My idea was to use NSLU2 as a simple home samba server nothing more nothing less. That’s why I choose to install OpenWRT (installation guide available here) which is light with an operational web interface where you can perform almost every administration operation you want.
After OpenWRT installation I faced two problems:
1. Couldn’t locate the device’s IP
2. The device didn’t has DNS
The first problem was really easy to solve. OpenWRT is a small Linux operating system mainly for routers. That’s why after the installation, OpenWRT has a static IP which is 192.168.1.1 which is the most common IP address for routers.
Now, if you try to plug the OpenWRT device in the network where there is another device or router present with the same IP (192.168.1.1), then you have a problem. You have to change your device’s IP and let the OpenWRT device take 192.168.1.1.
The second problem was a little bit tricky. In the first time I thought that the NSLU2 didn’t have internet connections because I couldn’t event ping outside the network. Through OpenWRT’s web interface I visited the Network->Interfaces->Lan page where I was able to add the network’s gateway where for me is 192.168.1.1 (my router’s address). Unfortunately my problem was still the same. Suddenly I realized that I couldn’t ping because there wasn’t a DNS server.
Through Network->Interfaces->Lan page I added a DNS server field with the value 192.168.1.1. That’s right, I added my router’s IP address for DNS Server.
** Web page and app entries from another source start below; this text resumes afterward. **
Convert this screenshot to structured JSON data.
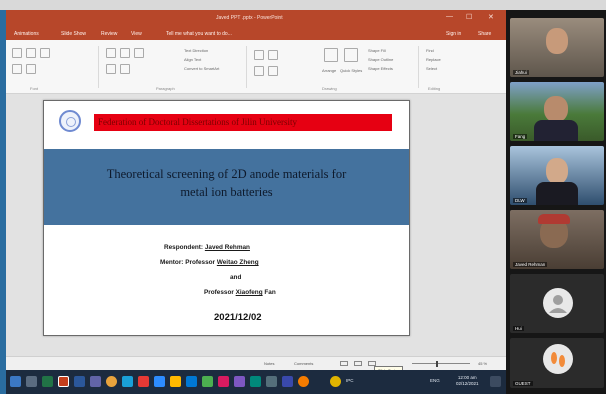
{
  "window": {
    "title": "Javed PPT .pptx - PowerPoint",
    "min": "—",
    "max": "☐",
    "close": "✕"
  },
  "ribbon_tabs": [
    "Animations",
    "Slide Show",
    "Review",
    "View",
    "Tell me what you want to do...",
    "Sign in",
    "Share"
  ],
  "ribbon": {
    "groups": [
      "Font",
      "Paragraph",
      "Drawing",
      "Editing"
    ],
    "buttons": [
      "Text Direction",
      "Align Text",
      "Convert to SmartArt",
      "Arrange",
      "Quick Styles",
      "Shape Fill",
      "Shape Outline",
      "Shape Effects",
      "Find",
      "Replace",
      "Select"
    ]
  },
  "slide": {
    "header": "Federation of Doctoral Dissertations of Jilin University",
    "title_line1": "Theoretical screening of 2D anode materials for",
    "title_line2": "metal ion batteries",
    "respondent_label": "Respondent:",
    "respondent_name": "Javed Rehman",
    "mentor_label": "Mentor: Professor",
    "mentor_name": "Weitao Zheng",
    "and": "and",
    "prof2_label": "Professor",
    "prof2_name": "Xiaofeng",
    "prof2_surname": "Fan",
    "date": "2021/12/02"
  },
  "statusbar": {
    "left": "Notes",
    "comments": "Comments",
    "tooltip": "Slide Sorter",
    "zoom": "45 %"
  },
  "taskbar": {
    "tray_text": "IPC",
    "lang": "ENG",
    "time": "12:00 am",
    "date": "02/12/2021"
  },
  "participants": [
    {
      "name": "Jiahui",
      "color": "#8a7a6a"
    },
    {
      "name": "Fang",
      "color": "#4f7a3a"
    },
    {
      "name": "DLW",
      "color": "#2f4e6e"
    },
    {
      "name": "Javed Rehman",
      "color": "#6a5a4c"
    },
    {
      "name": "Hui",
      "color": "#2b2b2b"
    },
    {
      "name": "GUEST",
      "color": "#2b2b2b"
    }
  ]
}
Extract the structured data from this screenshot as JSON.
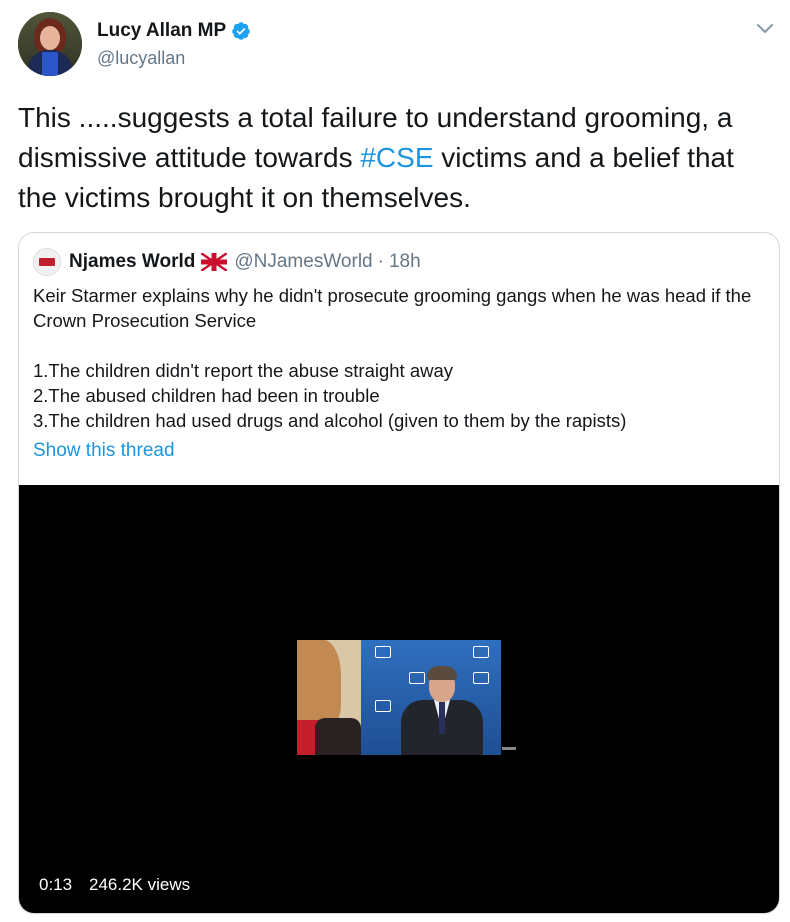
{
  "author": {
    "display_name": "Lucy Allan MP",
    "handle": "@lucyallan",
    "verified_icon": "verified-badge-icon"
  },
  "tweet": {
    "text_before": "This .....suggests a total failure to understand grooming, a dismissive attitude towards ",
    "hashtag": "#CSE",
    "text_after": " victims and a belief that the victims brought it on themselves."
  },
  "quoted": {
    "display_name": "Njames World",
    "flag_icon": "uk-flag-icon",
    "handle": "@NJamesWorld",
    "separator": "·",
    "time": "18h",
    "body_line1": "Keir Starmer explains why he didn't prosecute grooming gangs when he was head if the Crown Prosecution Service",
    "list": [
      "1.The children didn't report the abuse straight away",
      "2.The abused children had been in trouble",
      "3.The children had used drugs and alcohol (given to them by the rapists)"
    ],
    "show_thread": "Show this thread",
    "video": {
      "time": "0:13",
      "views": "246.2K views"
    }
  },
  "colors": {
    "link": "#1b95e0",
    "text": "#14171a",
    "secondary": "#657786",
    "border": "#cfd9de"
  }
}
Every other IP I tried to add was breaking down my DHCP server.
Now I have a fully operational NSLU2 device with OpenWRT installed!